Element data from apps and pages:
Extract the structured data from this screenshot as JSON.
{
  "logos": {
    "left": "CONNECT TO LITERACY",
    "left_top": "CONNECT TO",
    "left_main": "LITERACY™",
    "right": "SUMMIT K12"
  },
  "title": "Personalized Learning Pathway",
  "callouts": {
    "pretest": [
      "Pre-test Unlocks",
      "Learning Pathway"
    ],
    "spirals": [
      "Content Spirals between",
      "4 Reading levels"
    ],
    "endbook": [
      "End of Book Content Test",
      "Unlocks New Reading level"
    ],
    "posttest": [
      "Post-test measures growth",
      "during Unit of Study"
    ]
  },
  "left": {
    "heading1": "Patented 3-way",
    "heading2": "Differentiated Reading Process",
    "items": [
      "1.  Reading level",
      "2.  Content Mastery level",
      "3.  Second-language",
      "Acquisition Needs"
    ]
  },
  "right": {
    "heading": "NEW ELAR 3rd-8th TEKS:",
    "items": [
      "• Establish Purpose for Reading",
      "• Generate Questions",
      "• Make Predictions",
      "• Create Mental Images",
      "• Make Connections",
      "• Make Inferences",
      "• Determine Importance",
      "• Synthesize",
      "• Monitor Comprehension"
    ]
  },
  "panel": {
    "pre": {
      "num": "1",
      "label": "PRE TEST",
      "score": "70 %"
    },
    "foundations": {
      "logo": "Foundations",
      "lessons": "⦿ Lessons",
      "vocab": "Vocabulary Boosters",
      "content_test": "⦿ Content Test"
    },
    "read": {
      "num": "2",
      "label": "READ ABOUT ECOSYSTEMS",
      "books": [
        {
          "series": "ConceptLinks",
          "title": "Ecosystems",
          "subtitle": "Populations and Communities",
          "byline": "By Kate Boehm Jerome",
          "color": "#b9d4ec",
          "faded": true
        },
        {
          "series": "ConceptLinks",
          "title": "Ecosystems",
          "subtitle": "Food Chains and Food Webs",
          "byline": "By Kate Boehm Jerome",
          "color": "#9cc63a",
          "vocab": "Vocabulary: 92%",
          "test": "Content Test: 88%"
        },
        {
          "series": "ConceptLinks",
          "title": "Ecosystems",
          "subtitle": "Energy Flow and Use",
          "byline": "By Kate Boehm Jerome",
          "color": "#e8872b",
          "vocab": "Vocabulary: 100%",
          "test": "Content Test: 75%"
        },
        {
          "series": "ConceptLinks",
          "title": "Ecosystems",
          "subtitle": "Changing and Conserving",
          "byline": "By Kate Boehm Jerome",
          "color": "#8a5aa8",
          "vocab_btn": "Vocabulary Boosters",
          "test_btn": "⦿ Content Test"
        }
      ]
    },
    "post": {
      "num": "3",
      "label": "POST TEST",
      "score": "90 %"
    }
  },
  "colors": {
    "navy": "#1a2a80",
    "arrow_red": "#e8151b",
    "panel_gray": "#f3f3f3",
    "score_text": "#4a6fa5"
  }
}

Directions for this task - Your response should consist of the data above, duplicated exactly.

Finished task -
Extract the structured data from this screenshot as JSON.
{
  "logos": {
    "left": "CONNECT TO LITERACY",
    "left_top": "CONNECT TO",
    "left_main": "LITERACY™",
    "right": "SUMMIT K12"
  },
  "title": "Personalized Learning Pathway",
  "callouts": {
    "pretest": [
      "Pre-test Unlocks",
      "Learning Pathway"
    ],
    "spirals": [
      "Content Spirals between",
      "4 Reading levels"
    ],
    "endbook": [
      "End of Book Content Test",
      "Unlocks New Reading level"
    ],
    "posttest": [
      "Post-test measures growth",
      "during Unit of Study"
    ]
  },
  "left": {
    "heading1": "Patented 3-way",
    "heading2": "Differentiated Reading Process",
    "items": [
      "1.  Reading level",
      "2.  Content Mastery level",
      "3.  Second-language",
      "Acquisition Needs"
    ]
  },
  "right": {
    "heading": "NEW ELAR 3rd-8th TEKS:",
    "items": [
      "• Establish Purpose for Reading",
      "• Generate Questions",
      "• Make Predictions",
      "• Create Mental Images",
      "• Make Connections",
      "• Make Inferences",
      "• Determine Importance",
      "• Synthesize",
      "• Monitor Comprehension"
    ]
  },
  "panel": {
    "pre": {
      "num": "1",
      "label": "PRE TEST",
      "score": "70 %"
    },
    "foundations": {
      "logo": "Foundations",
      "lessons": "⦿ Lessons",
      "vocab": "Vocabulary Boosters",
      "content_test": "⦿ Content Test"
    },
    "read": {
      "num": "2",
      "label": "READ ABOUT ECOSYSTEMS",
      "books": [
        {
          "series": "ConceptLinks",
          "title": "Ecosystems",
          "subtitle": "Populations and Communities",
          "byline": "By Kate Boehm Jerome",
          "color": "#b9d4ec",
          "faded": true
        },
        {
          "series": "ConceptLinks",
          "title": "Ecosystems",
          "subtitle": "Food Chains and Food Webs",
          "byline": "By Kate Boehm Jerome",
          "color": "#9cc63a",
          "vocab": "Vocabulary: 92%",
          "test": "Content Test: 88%"
        },
        {
          "series": "ConceptLinks",
          "title": "Ecosystems",
          "subtitle": "Energy Flow and Use",
          "byline": "By Kate Boehm Jerome",
          "color": "#e8872b",
          "vocab": "Vocabulary: 100%",
          "test": "Content Test: 75%"
        },
        {
          "series": "ConceptLinks",
          "title": "Ecosystems",
          "subtitle": "Changing and Conserving",
          "byline": "By Kate Boehm Jerome",
          "color": "#8a5aa8",
          "vocab_btn": "Vocabulary Boosters",
          "test_btn": "⦿ Content Test"
        }
      ]
    },
    "post": {
      "num": "3",
      "label": "POST TEST",
      "score": "90 %"
    }
  },
  "colors": {
    "navy": "#1a2a80",
    "arrow_red": "#e8151b",
    "panel_gray": "#f3f3f3",
    "score_text": "#4a6fa5"
  }
}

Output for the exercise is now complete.